Just show up. That’s the most important thing that people can do. So many people are on the sidelines and they’re waiting for, I don’t know what they’re waiting for, to be honest with you. You’re the person you’ve been waiting for. Just recognize that the only reason that you’re sitting down to meditate is so you can rise up and if you can’t stand up for other people than like, what are you sitting to meditate for? For what, for what purpose? It really goes back to the Thich Nhat Hahn’s teachings of engaged Buddhism. We have to be the people who are creating this engaged mindfulness in the world, or what are we doing it for?
It’s the question that we ask ourselves all the time, “What do I need in this moment?” That’s a great default mode to have—“what do I need in this moment?” What if we actually then asked a second follow-up question, which is, “what does the world need in this moment?” What do I need is great, but okay, great, I answered that question now, what can I do to be of service in the world? That’s the bridge. We talk about moving from reaction to response or moving from this default mode of fight-flight or fear to actually taking action. And I feel like the evolution really needs to be, how do we move from empathy to action?
How do we further evolve as human beings from empathy to action? And that’s gotta be our default mode. I think that’s the question that we need to ask ourselves, what can I do about something? When you get into a moment where you’re stuck in that hamster wheel of complaining about a person or complaining about a travesty. Complain, vent, get it off your chest. And then ask, “what can I do about it?” That’s my question. When people complain to me. I ask, “what are you going to do about it?” and it stops them in their tracks. I’m like, “call your Senator, write a letter or do this.” There’s that energy. Instead of letting it fester and sit with it, we can actually bring it out and create a positive impact and change the world.
How do you shift from fear to love? How do you shift that internally?
Well, there is no internal without the external, that’s the point? You’re just expecting that it’s going to go away because you’re leaning into the fear or you’re leaning into the sadness. Then you’re just going to be festering and sitting in this pool of sadness for a very long time. Just recognizing that, okay, I’m feeling these things, but you know, now I’m going to do something about that. The best way to do something about it is to help somebody else. If you lift somebody else out of their sadness, then they lift you out of your sadness.
If I’m in despair and I find somebody else in despair, maybe in a different way. I’m mentally in despair and this person is financially in despair. If I have the wherewithal to be able to, make sure that their kids can virtually go to school because their wifi is not going to be turned off or their utility bill gets paid or whatever. How beautiful is that? If I know that a sister has not had a free moment because she’s homeschooling, working from home, doing this and doing that, and she has no space and time.

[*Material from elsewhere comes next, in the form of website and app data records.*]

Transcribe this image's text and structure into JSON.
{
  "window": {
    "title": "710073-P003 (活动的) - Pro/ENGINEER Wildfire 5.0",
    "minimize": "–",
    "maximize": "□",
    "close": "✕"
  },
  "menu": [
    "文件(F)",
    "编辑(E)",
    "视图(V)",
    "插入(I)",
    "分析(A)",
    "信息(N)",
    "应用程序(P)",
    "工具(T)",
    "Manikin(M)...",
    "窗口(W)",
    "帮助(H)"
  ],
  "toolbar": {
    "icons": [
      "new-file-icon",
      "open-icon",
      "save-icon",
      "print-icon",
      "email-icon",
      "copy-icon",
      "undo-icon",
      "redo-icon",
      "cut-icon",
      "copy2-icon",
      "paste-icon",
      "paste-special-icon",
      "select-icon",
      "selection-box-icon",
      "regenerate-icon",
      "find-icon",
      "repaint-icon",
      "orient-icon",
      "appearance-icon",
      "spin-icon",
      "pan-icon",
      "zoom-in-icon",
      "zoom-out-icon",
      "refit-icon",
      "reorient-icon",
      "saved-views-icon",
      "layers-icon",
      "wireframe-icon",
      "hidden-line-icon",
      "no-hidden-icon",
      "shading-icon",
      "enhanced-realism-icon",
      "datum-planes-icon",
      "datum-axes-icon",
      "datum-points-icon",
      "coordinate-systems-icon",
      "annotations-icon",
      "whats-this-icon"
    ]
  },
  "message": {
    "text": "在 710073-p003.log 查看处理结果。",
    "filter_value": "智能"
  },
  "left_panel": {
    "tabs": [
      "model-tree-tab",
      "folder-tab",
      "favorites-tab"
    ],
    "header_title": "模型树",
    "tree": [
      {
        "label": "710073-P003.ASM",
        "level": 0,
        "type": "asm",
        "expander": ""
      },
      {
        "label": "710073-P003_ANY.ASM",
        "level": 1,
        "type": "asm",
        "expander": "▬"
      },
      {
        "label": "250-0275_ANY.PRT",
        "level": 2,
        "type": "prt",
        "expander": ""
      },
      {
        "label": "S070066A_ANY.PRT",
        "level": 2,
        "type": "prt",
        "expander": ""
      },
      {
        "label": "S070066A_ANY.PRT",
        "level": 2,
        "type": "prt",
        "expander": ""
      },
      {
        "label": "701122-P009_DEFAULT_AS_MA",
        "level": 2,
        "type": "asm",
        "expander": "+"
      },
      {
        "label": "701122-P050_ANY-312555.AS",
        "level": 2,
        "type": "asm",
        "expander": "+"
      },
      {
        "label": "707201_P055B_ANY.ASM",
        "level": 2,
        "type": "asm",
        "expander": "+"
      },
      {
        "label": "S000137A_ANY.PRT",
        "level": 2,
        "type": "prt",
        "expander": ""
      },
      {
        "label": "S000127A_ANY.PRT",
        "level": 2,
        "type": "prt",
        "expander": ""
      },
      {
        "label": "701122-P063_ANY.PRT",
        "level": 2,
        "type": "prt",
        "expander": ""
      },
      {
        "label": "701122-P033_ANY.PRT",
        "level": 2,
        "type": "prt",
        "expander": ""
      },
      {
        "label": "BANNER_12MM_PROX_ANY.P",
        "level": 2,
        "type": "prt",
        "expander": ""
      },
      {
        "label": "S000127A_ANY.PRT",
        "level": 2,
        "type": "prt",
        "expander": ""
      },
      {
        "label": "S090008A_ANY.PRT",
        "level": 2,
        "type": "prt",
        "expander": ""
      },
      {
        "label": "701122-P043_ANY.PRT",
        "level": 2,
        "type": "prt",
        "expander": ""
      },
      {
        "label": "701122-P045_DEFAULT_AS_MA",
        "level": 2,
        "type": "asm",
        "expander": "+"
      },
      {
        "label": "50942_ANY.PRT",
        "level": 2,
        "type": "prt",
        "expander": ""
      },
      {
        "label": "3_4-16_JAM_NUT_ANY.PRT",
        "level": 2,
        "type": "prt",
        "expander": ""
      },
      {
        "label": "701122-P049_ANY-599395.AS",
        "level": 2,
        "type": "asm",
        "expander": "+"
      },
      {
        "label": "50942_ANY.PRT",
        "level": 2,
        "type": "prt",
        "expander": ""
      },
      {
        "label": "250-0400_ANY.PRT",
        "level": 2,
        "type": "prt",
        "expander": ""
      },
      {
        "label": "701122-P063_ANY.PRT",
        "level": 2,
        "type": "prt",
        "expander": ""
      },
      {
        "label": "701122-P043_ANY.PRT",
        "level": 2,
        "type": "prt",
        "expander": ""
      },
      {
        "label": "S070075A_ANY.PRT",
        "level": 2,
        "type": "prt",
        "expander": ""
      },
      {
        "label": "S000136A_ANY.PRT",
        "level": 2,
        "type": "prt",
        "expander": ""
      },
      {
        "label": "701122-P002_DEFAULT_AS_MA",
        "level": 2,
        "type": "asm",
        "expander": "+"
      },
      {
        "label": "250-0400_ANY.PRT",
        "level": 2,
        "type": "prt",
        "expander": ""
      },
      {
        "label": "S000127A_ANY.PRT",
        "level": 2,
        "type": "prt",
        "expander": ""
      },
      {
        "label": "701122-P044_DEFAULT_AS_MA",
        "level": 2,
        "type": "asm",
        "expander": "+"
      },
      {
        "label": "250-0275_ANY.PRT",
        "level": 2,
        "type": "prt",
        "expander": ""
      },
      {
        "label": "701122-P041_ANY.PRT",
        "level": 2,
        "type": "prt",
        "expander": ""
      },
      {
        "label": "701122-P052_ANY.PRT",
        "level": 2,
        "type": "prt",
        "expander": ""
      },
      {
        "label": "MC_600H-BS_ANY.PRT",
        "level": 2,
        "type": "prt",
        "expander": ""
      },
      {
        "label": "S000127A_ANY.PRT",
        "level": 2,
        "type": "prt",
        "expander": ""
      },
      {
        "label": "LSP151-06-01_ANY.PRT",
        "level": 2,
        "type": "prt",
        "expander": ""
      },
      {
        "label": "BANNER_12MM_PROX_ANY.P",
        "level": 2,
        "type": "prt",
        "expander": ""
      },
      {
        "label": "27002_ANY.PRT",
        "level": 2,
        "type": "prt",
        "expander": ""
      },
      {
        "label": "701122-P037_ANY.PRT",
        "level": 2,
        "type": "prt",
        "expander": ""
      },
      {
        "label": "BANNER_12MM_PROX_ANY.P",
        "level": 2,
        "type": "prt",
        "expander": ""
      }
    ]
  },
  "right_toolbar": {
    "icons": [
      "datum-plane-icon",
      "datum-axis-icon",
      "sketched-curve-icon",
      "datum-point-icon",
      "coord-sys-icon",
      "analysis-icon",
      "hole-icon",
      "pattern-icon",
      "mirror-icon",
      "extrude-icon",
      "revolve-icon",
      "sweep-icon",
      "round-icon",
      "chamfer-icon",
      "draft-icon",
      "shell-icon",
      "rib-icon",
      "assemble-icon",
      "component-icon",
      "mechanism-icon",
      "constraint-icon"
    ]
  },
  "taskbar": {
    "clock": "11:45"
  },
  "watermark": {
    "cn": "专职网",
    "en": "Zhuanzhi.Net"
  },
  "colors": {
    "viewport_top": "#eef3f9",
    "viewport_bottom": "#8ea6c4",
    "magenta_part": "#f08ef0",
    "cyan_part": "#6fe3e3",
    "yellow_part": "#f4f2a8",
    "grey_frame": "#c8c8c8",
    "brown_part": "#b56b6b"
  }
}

And I can go sit with her kids for an hour, outside and watch them and give her time to just have peace for an hour, let me do that. That’s the way that we can show up for each other and create that shift. The shift happens when there’s human connection.